All about Gourd and Horse
Studio Gourd (“Hyoutan Koubou” ひょうたん工房) is run by ceramicist and sculptor Akiyama Naoko. Delicately designed stoneware pieces are handcrafted in her studio, located in Stroud at the western edge of the Cotswolds. Aki creates beautiful forms by hand throwing, modelling, casting and building, as well as inlaying. Her pieces are finished with fine translucent glazes together with rich colours to produce this original collection.
Aki originally trained as a sculptor within the classical disciplines in Tokyo, Japan. Among working in other materials as diverse as stone, metal, plaster and resin, she found the honest and refined qualities of clay, which generously involves the direct and tactile process of working by hand to be her chosen medium.
Merging her understanding of form, refined craftsmanship and functional design with the magical process of colours both in clays and glazes, has allowed Aki to share her work with the world who can in turn, through the use of her pieces, share enjoyment, food and drink with one another.
The essence of sharing is what runs through the practice and work of Gourd and Horse.
Stroud is a market town, situated at the meeting point of Five Valleys (Chalford, Nailsworth, Ruscombe, Slad and Painswick), well-known for its historic cloth industry where wool mills line the small rivers and canals along these beautiful valleys. Throughout the seasons, the hills overseeing the small streams and old canals are an ever changing charm, and constantly attract both locals and visitors. If you happen to be in this area, Stroud Saturday Market with its rich local produce cannot be missed.
Tale of Gourd and Horse
Brand name, Gourd and Horse, is inspired in an old Japanese saying; “Hyoutan kara Koma (瓢箪から駒)”, which literally means “A horse pops out of a gourd.” - [i.e. an unexpected surprise is happening to you.] Finding unique forms and functions is one of the characteristic practices of Gourd and Horse.

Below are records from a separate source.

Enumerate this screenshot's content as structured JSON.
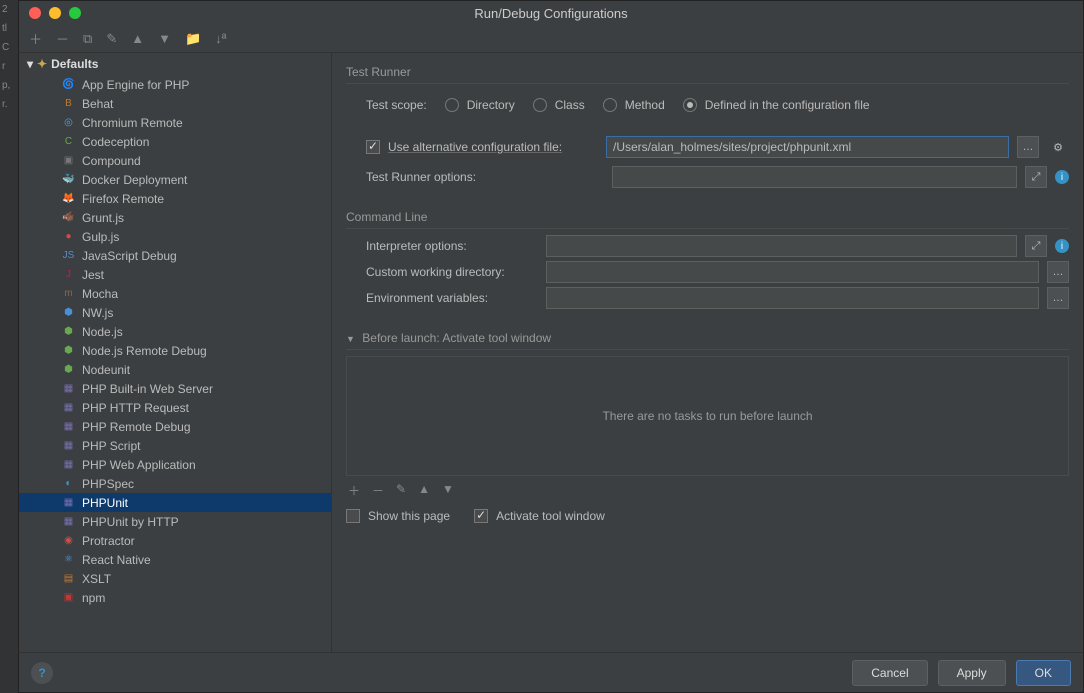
{
  "window": {
    "title": "Run/Debug Configurations"
  },
  "gutter": [
    "2",
    "tl",
    "C",
    "r",
    "p,",
    "r."
  ],
  "tree": {
    "root": "Defaults",
    "items": [
      {
        "label": "App Engine for PHP",
        "icon": "🌀",
        "color": "#3a9bdc"
      },
      {
        "label": "Behat",
        "icon": "B",
        "color": "#c27a2c"
      },
      {
        "label": "Chromium Remote",
        "icon": "◎",
        "color": "#4aa0e0"
      },
      {
        "label": "Codeception",
        "icon": "C",
        "color": "#6aa84f"
      },
      {
        "label": "Compound",
        "icon": "▣",
        "color": "#777"
      },
      {
        "label": "Docker Deployment",
        "icon": "🐳",
        "color": "#2496ed"
      },
      {
        "label": "Firefox Remote",
        "icon": "🦊",
        "color": "#e66000"
      },
      {
        "label": "Grunt.js",
        "icon": "🐗",
        "color": "#b98e4a"
      },
      {
        "label": "Gulp.js",
        "icon": "●",
        "color": "#d34a47"
      },
      {
        "label": "JavaScript Debug",
        "icon": "JS",
        "color": "#5a8ac6"
      },
      {
        "label": "Jest",
        "icon": "J",
        "color": "#c21f4a"
      },
      {
        "label": "Mocha",
        "icon": "m",
        "color": "#8d6748"
      },
      {
        "label": "NW.js",
        "icon": "⬢",
        "color": "#4a90d9"
      },
      {
        "label": "Node.js",
        "icon": "⬢",
        "color": "#6aa84f"
      },
      {
        "label": "Node.js Remote Debug",
        "icon": "⬢",
        "color": "#6aa84f"
      },
      {
        "label": "Nodeunit",
        "icon": "⬢",
        "color": "#6aa84f"
      },
      {
        "label": "PHP Built-in Web Server",
        "icon": "▦",
        "color": "#7a6fb0"
      },
      {
        "label": "PHP HTTP Request",
        "icon": "▦",
        "color": "#7a6fb0"
      },
      {
        "label": "PHP Remote Debug",
        "icon": "▦",
        "color": "#7a6fb0"
      },
      {
        "label": "PHP Script",
        "icon": "▦",
        "color": "#7a6fb0"
      },
      {
        "label": "PHP Web Application",
        "icon": "▦",
        "color": "#7a6fb0"
      },
      {
        "label": "PHPSpec",
        "icon": "◐",
        "color": "#3a9bdc"
      },
      {
        "label": "PHPUnit",
        "icon": "▦",
        "color": "#7a6fb0",
        "selected": true
      },
      {
        "label": "PHPUnit by HTTP",
        "icon": "▦",
        "color": "#7a6fb0"
      },
      {
        "label": "Protractor",
        "icon": "◉",
        "color": "#d34a47"
      },
      {
        "label": "React Native",
        "icon": "⚛",
        "color": "#4aa0e0"
      },
      {
        "label": "XSLT",
        "icon": "▤",
        "color": "#c27a2c"
      },
      {
        "label": "npm",
        "icon": "▣",
        "color": "#c53635"
      }
    ]
  },
  "testRunner": {
    "header": "Test Runner",
    "scopeLabel": "Test scope:",
    "scopes": [
      "Directory",
      "Class",
      "Method",
      "Defined in the configuration file"
    ],
    "selectedScope": 3,
    "useAltLabel": "Use alternative configuration file:",
    "useAltChecked": true,
    "altFilePath": "/Users/alan_holmes/sites/project/phpunit.xml",
    "optionsLabel": "Test Runner options:",
    "optionsValue": ""
  },
  "commandLine": {
    "header": "Command Line",
    "interpLabel": "Interpreter options:",
    "interpValue": "",
    "cwdLabel": "Custom working directory:",
    "cwdValue": "",
    "envLabel": "Environment variables:",
    "envValue": ""
  },
  "beforeLaunch": {
    "header": "Before launch: Activate tool window",
    "empty": "There are no tasks to run before launch",
    "showPage": "Show this page",
    "showPageChecked": false,
    "activateTool": "Activate tool window",
    "activateToolChecked": true
  },
  "footer": {
    "cancel": "Cancel",
    "apply": "Apply",
    "ok": "OK"
  }
}
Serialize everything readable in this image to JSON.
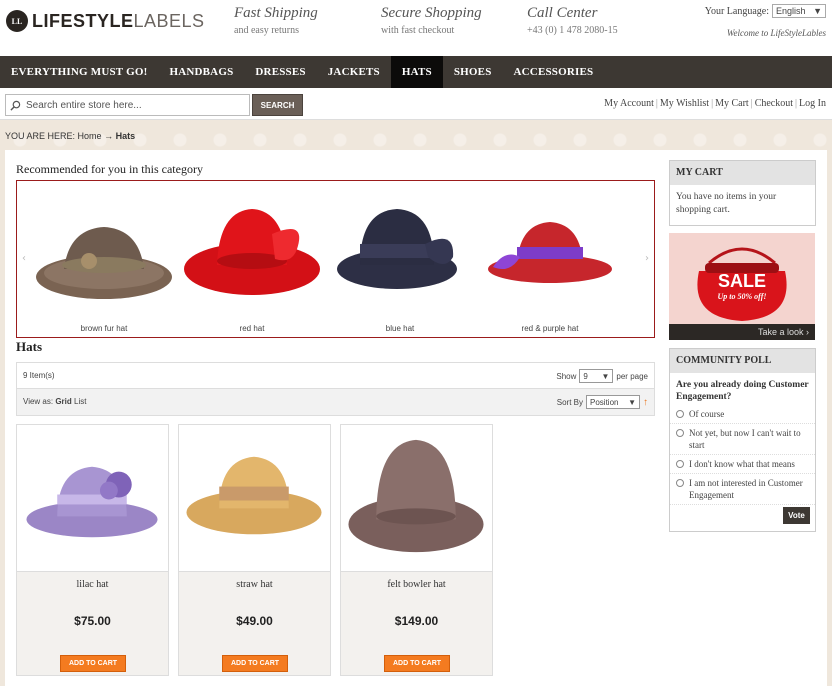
{
  "brand": {
    "logo_mark": "LL",
    "name_bold": "LIFESTYLE",
    "name_light": "LABELS"
  },
  "promos": [
    {
      "title": "Fast Shipping",
      "subtitle": "and easy returns"
    },
    {
      "title": "Secure Shopping",
      "subtitle": "with fast checkout"
    },
    {
      "title": "Call Center",
      "subtitle": "+43 (0) 1 478 2080-15"
    }
  ],
  "language": {
    "label": "Your Language:",
    "selected": "English",
    "welcome": "Welcome to LifeStyleLables"
  },
  "nav": {
    "items": [
      {
        "label": "EVERYTHING MUST GO!"
      },
      {
        "label": "HANDBAGS"
      },
      {
        "label": "DRESSES"
      },
      {
        "label": "JACKETS"
      },
      {
        "label": "HATS"
      },
      {
        "label": "SHOES"
      },
      {
        "label": "ACCESSORIES"
      }
    ],
    "active": "HATS"
  },
  "search": {
    "placeholder": "Search entire store here...",
    "button": "SEARCH"
  },
  "account_links": [
    "My Account",
    "My Wishlist",
    "My Cart",
    "Checkout",
    "Log In"
  ],
  "breadcrumb": {
    "prefix": "YOU ARE HERE:",
    "home": "Home",
    "arrow": "→",
    "current": "Hats"
  },
  "recommended": {
    "title": "Recommended for you in this category",
    "items": [
      {
        "label": "brown fur hat",
        "color": "#6e5b4e"
      },
      {
        "label": "red hat",
        "color": "#e0141a"
      },
      {
        "label": "blue hat",
        "color": "#2d2f45"
      },
      {
        "label": "red & purple hat",
        "color": "#c6262c"
      }
    ]
  },
  "category": {
    "title": "Hats"
  },
  "toolbar": {
    "count": "9 Item(s)",
    "show_label": "Show",
    "show_value": "9",
    "per_page": "per page",
    "view_as": "View as:",
    "grid": "Grid",
    "list": "List",
    "sort_by": "Sort By",
    "sort_value": "Position"
  },
  "products": [
    {
      "name": "lilac hat",
      "price": "$75.00",
      "button": "ADD TO CART"
    },
    {
      "name": "straw hat",
      "price": "$49.00",
      "button": "ADD TO CART"
    },
    {
      "name": "felt bowler hat",
      "price": "$149.00",
      "button": "ADD TO CART"
    }
  ],
  "cart": {
    "title": "MY CART",
    "message": "You have no items in your shopping cart."
  },
  "sale_banner": {
    "title": "SALE",
    "subtitle": "Up to 50% off!",
    "link": "Take a look ›"
  },
  "poll": {
    "title": "COMMUNITY POLL",
    "question": "Are you already doing Customer Engagement?",
    "options": [
      "Of course",
      "Not yet, but now I can't wait to start",
      "I don't know what that means",
      "I am not interested in Customer Engagement"
    ],
    "button": "Vote"
  },
  "colors": {
    "nav_bg": "#3d3833",
    "nav_active": "#0c0b0a",
    "cart_button": "#f47b20",
    "carousel_border": "#9b1b1b"
  }
}
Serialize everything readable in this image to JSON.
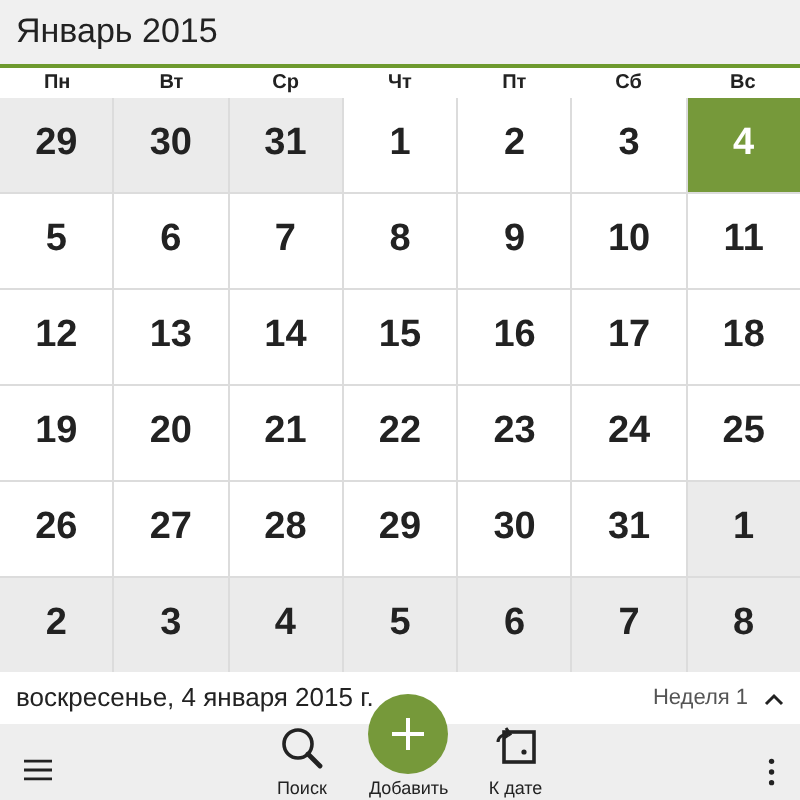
{
  "header": {
    "title": "Январь 2015"
  },
  "weekdays": [
    "Пн",
    "Вт",
    "Ср",
    "Чт",
    "Пт",
    "Сб",
    "Вс"
  ],
  "weeks": [
    [
      {
        "label": "29",
        "outside": true,
        "selected": false
      },
      {
        "label": "30",
        "outside": true,
        "selected": false
      },
      {
        "label": "31",
        "outside": true,
        "selected": false
      },
      {
        "label": "1",
        "outside": false,
        "selected": false
      },
      {
        "label": "2",
        "outside": false,
        "selected": false
      },
      {
        "label": "3",
        "outside": false,
        "selected": false
      },
      {
        "label": "4",
        "outside": false,
        "selected": true
      }
    ],
    [
      {
        "label": "5",
        "outside": false,
        "selected": false
      },
      {
        "label": "6",
        "outside": false,
        "selected": false
      },
      {
        "label": "7",
        "outside": false,
        "selected": false
      },
      {
        "label": "8",
        "outside": false,
        "selected": false
      },
      {
        "label": "9",
        "outside": false,
        "selected": false
      },
      {
        "label": "10",
        "outside": false,
        "selected": false
      },
      {
        "label": "11",
        "outside": false,
        "selected": false
      }
    ],
    [
      {
        "label": "12",
        "outside": false,
        "selected": false
      },
      {
        "label": "13",
        "outside": false,
        "selected": false
      },
      {
        "label": "14",
        "outside": false,
        "selected": false
      },
      {
        "label": "15",
        "outside": false,
        "selected": false
      },
      {
        "label": "16",
        "outside": false,
        "selected": false
      },
      {
        "label": "17",
        "outside": false,
        "selected": false
      },
      {
        "label": "18",
        "outside": false,
        "selected": false
      }
    ],
    [
      {
        "label": "19",
        "outside": false,
        "selected": false
      },
      {
        "label": "20",
        "outside": false,
        "selected": false
      },
      {
        "label": "21",
        "outside": false,
        "selected": false
      },
      {
        "label": "22",
        "outside": false,
        "selected": false
      },
      {
        "label": "23",
        "outside": false,
        "selected": false
      },
      {
        "label": "24",
        "outside": false,
        "selected": false
      },
      {
        "label": "25",
        "outside": false,
        "selected": false
      }
    ],
    [
      {
        "label": "26",
        "outside": false,
        "selected": false
      },
      {
        "label": "27",
        "outside": false,
        "selected": false
      },
      {
        "label": "28",
        "outside": false,
        "selected": false
      },
      {
        "label": "29",
        "outside": false,
        "selected": false
      },
      {
        "label": "30",
        "outside": false,
        "selected": false
      },
      {
        "label": "31",
        "outside": false,
        "selected": false
      },
      {
        "label": "1",
        "outside": true,
        "selected": false
      }
    ],
    [
      {
        "label": "2",
        "outside": true,
        "selected": false
      },
      {
        "label": "3",
        "outside": true,
        "selected": false
      },
      {
        "label": "4",
        "outside": true,
        "selected": false
      },
      {
        "label": "5",
        "outside": true,
        "selected": false
      },
      {
        "label": "6",
        "outside": true,
        "selected": false
      },
      {
        "label": "7",
        "outside": true,
        "selected": false
      },
      {
        "label": "8",
        "outside": true,
        "selected": false
      }
    ]
  ],
  "date_bar": {
    "date": "воскресенье, 4 января 2015 г.",
    "week": "Неделя 1"
  },
  "toolbar": [
    {
      "kind": "menu"
    },
    {
      "kind": "search",
      "label": "Поиск"
    },
    {
      "kind": "add",
      "label": "Добавить"
    },
    {
      "kind": "goto",
      "label": "К дате"
    },
    {
      "kind": "more"
    }
  ]
}
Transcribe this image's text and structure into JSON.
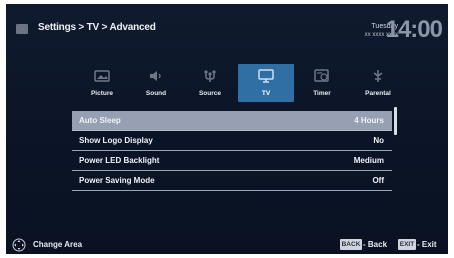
{
  "header": {
    "breadcrumb": "Settings > TV > Advanced",
    "day": "Tuesday",
    "date": "xx xxxx xxxx",
    "clock": "14:00"
  },
  "tabs": [
    {
      "label": "Picture",
      "icon": "picture-icon",
      "active": false
    },
    {
      "label": "Sound",
      "icon": "sound-icon",
      "active": false
    },
    {
      "label": "Source",
      "icon": "source-icon",
      "active": false
    },
    {
      "label": "TV",
      "icon": "tv-icon",
      "active": true
    },
    {
      "label": "Timer",
      "icon": "timer-icon",
      "active": false
    },
    {
      "label": "Parental",
      "icon": "parental-icon",
      "active": false
    }
  ],
  "settings": [
    {
      "name": "Auto Sleep",
      "value": "4 Hours",
      "selected": true
    },
    {
      "name": "Show Logo Display",
      "value": "No",
      "selected": false
    },
    {
      "name": "Power LED Backlight",
      "value": "Medium",
      "selected": false
    },
    {
      "name": "Power Saving Mode",
      "value": "Off",
      "selected": false
    }
  ],
  "footer": {
    "change_area": "Change Area",
    "back_key": "BACK",
    "back_label": "Back",
    "exit_key": "EXIT",
    "exit_label": "Exit"
  },
  "colors": {
    "background": "#0b1426",
    "active_tab": "#2f6fa4",
    "selected_row": "#96a0b2"
  }
}
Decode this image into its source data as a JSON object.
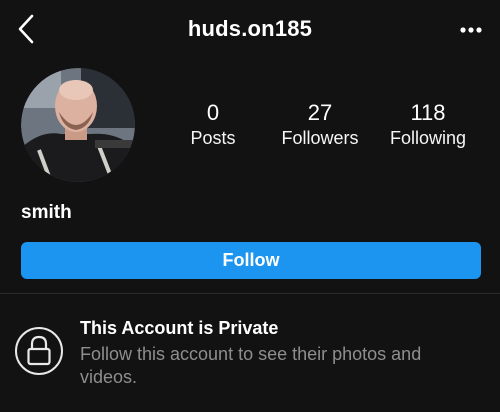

The collection includes, yarn bowls for knitting-bees, air-breeze orchid pots for green-fingers, piggy banks for grown-ups, and a collection of finely designed tableware.